In May 2020, I created Whale Scientists with my friend Naomi Mathew. Whale Scientists is a platform where early-career scientists can share their marine mammal knowledge with a broad international audience. The posts we publish are always fun, educational, and accessible to the public. We write articles about anything from marine mammal conservation to fun facts or stories featuring marine mammals. On top of science communication pieces, Whale Scientists publishes advice posts for aspiring marine mammalogists. Our posts explain how to find research internships, find a good master’s program, etc. Lastly, Whale Scientists features many early career marine mammalogists from various backgrounds to celebrate early-career scientists, inspire future researchers, and show them how multiple paths can lead to a career focusing on whales and dolphins.
Whale Scientists is my baby and one of my proudest accomplishments. I spend countless nights and weekends working on the platform: I am the chief editor, primary writer, and infographic designer of Whale Scientists. I also manage a team of about 25 early-career writers, all volunteers, and all from different countries. Within two years, Whale Scientists has become a reference in the marine mammal science communication world. We’ve received more than 500K visits from May 2020 until now, and our loyal followers can access new content once a week and find out a thing or two about marine mammals. Whale Scientists is proudly sponsored by the Quebec Fonds de Recherche.
You can find my latest posts for Whale Scientists here:

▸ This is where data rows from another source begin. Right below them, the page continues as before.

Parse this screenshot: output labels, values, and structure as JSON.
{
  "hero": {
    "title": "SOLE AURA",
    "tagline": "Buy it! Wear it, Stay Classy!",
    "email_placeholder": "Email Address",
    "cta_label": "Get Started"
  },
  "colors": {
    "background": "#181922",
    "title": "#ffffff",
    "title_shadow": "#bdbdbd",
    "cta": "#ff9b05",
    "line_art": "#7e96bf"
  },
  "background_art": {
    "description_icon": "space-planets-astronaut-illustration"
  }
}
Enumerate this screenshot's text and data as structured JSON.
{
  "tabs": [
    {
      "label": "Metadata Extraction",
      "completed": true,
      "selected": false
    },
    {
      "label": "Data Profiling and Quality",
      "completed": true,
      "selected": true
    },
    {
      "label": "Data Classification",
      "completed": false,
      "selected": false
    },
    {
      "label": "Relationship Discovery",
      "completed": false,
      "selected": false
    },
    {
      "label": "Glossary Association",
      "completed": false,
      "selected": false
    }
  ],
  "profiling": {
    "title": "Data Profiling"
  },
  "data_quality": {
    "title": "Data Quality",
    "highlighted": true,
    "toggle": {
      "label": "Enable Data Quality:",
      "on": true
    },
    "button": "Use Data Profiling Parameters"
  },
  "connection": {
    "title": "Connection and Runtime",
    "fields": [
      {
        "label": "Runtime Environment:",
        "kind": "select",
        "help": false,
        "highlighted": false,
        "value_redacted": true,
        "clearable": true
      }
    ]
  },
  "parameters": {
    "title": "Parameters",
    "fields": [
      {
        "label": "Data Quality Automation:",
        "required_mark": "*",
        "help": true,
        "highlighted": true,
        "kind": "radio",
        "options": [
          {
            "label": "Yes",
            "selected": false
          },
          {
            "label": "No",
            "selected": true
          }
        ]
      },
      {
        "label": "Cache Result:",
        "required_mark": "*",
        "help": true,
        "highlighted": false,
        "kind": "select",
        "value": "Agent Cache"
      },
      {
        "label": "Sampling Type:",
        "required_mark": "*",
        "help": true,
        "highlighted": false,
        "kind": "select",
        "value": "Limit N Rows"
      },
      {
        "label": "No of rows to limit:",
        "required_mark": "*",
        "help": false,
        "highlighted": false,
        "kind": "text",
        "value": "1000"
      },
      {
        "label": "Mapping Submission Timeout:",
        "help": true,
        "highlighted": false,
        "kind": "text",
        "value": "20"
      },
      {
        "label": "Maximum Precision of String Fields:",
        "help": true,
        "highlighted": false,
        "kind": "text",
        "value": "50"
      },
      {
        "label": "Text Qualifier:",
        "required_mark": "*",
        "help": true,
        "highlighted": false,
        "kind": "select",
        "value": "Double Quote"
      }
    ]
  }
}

If you wish to read more posts, you may click on this link that will redirect you to Whale Scientists where you will find all the posts I personally wrote.